About unapproved sentences

You may see some sentences in red. These sentences are not approved by Tatoeba's community. They raise copyright issues or are otherwise problematic. If you are a contributor, please avoid translating them.

Logs

  • date unknown
Which one do you think is in the right?
  • date unknown
linked to #200730
Which one do you think is correct?
linked to #905977
  • duran
  • Sep 14th 2011, 10:53
linked to #1103450
  • duran
  • Sep 14th 2011, 10:54
linked to #1103451
linked to #1193304
linked to #1442552
linked to #1604030
linked to #1604031
linked to #1690280
linked to #1913355
linked to #1913356
linked to #1913357
linked to #1913358
linked to #1913359
linked to #2250597
linked to #2250598
linked to #2117658
linked to #3196865

Report mistakes

Do not hesitate to post a comment if you see a mistake!

NOTE: If the sentence does not belong to anyone and you know how to correct the mistake, feel free to correct it without posting any comment. You will have to adopt the sentence before you can edit it.

Sentence #37932

eng
Which one do you think is correct?

Important! You are about to add a translation to the sentence above. If you do not understand this sentence, click on "Cancel" to display everything again, and then click on the sentence that you understand and want to translate from.

Please do not forget capital letters and punctuation! Thank you.

Comments

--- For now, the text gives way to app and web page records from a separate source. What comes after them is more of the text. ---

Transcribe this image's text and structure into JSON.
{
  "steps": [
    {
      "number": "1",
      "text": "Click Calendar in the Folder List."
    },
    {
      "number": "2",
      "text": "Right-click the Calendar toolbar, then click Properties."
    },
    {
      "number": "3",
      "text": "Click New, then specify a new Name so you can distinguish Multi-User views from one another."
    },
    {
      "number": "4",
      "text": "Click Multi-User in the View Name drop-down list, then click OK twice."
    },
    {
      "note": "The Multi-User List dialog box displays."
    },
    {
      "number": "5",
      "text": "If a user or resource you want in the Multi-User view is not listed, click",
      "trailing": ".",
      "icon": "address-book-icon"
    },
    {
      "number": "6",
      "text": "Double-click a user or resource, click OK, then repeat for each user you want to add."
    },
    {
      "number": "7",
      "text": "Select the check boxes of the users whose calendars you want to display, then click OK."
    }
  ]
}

JimBreen
Apr 19th 2010, 09:06
"in the right" is OK, but maybe "correct" would be better for learners of English.
blay_paul
Apr 19th 2010, 09:54
'correct' would be right as in right answer in a test.

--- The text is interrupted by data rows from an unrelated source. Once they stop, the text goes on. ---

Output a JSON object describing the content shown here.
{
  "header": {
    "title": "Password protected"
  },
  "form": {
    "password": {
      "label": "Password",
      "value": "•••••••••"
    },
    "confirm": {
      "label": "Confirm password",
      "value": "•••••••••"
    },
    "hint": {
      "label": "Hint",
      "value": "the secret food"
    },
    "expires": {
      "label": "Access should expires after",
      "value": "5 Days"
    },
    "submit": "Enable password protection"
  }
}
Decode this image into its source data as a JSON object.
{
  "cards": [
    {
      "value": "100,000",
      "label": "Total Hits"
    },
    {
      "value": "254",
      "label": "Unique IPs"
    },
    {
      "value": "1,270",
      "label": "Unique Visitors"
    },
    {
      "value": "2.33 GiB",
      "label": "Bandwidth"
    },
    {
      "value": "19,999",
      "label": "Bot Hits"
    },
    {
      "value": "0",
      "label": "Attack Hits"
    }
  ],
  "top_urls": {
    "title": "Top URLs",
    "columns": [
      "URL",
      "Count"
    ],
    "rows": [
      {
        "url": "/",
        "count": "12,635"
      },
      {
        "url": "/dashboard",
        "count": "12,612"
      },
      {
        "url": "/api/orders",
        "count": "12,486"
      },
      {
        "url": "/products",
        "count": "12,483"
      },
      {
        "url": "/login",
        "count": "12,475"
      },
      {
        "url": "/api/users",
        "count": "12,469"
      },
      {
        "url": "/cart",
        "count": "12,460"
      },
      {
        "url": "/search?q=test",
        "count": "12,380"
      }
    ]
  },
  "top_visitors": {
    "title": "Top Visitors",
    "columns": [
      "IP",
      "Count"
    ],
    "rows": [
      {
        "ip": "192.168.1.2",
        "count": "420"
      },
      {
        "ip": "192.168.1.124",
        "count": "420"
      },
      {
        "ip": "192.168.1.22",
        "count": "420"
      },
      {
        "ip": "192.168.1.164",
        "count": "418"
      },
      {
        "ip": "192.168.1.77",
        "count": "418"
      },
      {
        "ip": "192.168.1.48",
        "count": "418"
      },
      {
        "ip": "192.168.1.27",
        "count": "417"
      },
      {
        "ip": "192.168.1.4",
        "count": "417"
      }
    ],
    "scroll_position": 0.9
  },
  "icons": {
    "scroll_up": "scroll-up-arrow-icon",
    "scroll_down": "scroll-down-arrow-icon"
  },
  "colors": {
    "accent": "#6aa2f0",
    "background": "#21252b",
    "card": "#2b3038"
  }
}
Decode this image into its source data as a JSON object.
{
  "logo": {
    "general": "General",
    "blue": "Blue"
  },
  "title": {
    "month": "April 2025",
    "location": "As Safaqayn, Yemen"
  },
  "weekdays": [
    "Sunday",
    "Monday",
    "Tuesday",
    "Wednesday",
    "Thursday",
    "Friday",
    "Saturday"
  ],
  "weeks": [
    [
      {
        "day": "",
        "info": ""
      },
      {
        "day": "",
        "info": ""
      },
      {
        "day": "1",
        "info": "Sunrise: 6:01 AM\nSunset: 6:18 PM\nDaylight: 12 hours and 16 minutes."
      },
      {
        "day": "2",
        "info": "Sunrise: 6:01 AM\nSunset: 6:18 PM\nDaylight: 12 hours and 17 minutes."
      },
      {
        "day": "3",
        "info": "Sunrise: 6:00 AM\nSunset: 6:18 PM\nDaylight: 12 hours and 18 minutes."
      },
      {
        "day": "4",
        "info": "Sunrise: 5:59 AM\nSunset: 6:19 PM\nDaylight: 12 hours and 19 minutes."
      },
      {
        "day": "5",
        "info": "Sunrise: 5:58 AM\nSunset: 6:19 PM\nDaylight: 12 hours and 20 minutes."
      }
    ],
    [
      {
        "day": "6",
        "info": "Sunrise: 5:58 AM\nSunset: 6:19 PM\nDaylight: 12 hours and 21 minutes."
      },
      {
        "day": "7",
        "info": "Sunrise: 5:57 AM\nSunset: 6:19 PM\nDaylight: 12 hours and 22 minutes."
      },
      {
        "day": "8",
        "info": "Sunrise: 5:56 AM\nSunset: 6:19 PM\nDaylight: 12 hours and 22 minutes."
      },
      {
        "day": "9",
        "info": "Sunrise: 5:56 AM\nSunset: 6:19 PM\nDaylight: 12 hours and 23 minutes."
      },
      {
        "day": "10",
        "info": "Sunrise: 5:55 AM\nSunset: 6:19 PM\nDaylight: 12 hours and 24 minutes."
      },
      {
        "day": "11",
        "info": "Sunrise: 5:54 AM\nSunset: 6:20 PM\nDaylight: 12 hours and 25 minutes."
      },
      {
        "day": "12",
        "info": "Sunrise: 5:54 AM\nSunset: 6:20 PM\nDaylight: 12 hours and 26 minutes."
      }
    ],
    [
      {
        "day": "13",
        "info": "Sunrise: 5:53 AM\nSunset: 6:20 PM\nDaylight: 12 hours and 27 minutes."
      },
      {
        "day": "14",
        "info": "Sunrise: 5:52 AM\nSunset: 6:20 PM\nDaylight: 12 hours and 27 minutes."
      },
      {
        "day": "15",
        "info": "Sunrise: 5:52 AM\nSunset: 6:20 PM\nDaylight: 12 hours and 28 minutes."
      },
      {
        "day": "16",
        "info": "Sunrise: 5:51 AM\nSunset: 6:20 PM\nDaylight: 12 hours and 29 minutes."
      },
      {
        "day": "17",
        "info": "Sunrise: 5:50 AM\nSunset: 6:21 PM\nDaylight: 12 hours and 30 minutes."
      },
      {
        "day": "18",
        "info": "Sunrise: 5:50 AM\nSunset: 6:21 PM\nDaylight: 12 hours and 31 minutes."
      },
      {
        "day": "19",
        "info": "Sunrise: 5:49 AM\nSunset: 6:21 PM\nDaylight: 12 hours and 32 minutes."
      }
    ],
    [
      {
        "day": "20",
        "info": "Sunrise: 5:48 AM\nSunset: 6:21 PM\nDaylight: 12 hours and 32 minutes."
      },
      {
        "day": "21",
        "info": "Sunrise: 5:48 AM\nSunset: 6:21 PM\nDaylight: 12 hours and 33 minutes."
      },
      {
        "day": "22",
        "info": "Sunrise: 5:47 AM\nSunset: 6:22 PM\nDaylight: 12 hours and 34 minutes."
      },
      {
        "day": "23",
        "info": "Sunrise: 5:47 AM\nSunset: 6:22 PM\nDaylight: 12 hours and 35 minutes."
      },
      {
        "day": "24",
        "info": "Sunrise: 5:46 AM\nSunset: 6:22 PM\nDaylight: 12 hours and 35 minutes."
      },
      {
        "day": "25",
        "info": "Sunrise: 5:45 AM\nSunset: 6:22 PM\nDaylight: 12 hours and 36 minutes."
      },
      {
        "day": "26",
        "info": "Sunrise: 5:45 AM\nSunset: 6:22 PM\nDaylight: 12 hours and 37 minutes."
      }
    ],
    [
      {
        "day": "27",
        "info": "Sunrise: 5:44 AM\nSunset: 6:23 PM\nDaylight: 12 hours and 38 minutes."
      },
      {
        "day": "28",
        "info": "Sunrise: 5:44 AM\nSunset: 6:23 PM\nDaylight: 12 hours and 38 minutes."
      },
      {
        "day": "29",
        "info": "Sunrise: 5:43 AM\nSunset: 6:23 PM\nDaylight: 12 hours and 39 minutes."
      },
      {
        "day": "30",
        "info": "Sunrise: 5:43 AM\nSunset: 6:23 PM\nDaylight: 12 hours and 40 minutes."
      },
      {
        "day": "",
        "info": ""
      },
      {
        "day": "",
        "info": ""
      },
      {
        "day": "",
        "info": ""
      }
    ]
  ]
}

'in the right' would be right as in holding the right view / being on the right side of an argument (particularly a moral argument).

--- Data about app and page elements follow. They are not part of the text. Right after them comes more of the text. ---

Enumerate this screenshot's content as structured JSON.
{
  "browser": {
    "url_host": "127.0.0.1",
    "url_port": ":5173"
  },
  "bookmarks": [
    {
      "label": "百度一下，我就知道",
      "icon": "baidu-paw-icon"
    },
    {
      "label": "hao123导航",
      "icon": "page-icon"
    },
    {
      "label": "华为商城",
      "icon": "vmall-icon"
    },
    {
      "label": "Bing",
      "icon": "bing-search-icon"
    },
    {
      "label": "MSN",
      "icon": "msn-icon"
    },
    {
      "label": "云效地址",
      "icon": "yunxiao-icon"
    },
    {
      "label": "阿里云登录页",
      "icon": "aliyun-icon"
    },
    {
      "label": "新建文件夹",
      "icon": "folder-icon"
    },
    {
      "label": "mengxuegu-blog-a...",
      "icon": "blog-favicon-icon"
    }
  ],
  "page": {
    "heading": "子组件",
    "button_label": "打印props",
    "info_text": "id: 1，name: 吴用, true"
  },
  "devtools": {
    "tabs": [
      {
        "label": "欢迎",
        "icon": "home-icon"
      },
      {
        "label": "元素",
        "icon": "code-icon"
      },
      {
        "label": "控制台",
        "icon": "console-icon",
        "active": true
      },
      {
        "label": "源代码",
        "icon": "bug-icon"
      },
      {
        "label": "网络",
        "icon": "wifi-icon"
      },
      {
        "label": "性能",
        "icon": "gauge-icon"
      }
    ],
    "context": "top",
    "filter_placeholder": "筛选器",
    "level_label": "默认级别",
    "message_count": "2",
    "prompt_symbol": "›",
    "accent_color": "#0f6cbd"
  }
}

I think the Japanese could mean either, but I lean towards the second based on a gut feeling about the usage of どちら.
JimBreen
Apr 19th 2010, 10:04
I agree. I'll change it to "correct".

You need to be logged in to add a comment. If you are not registered, you can register here.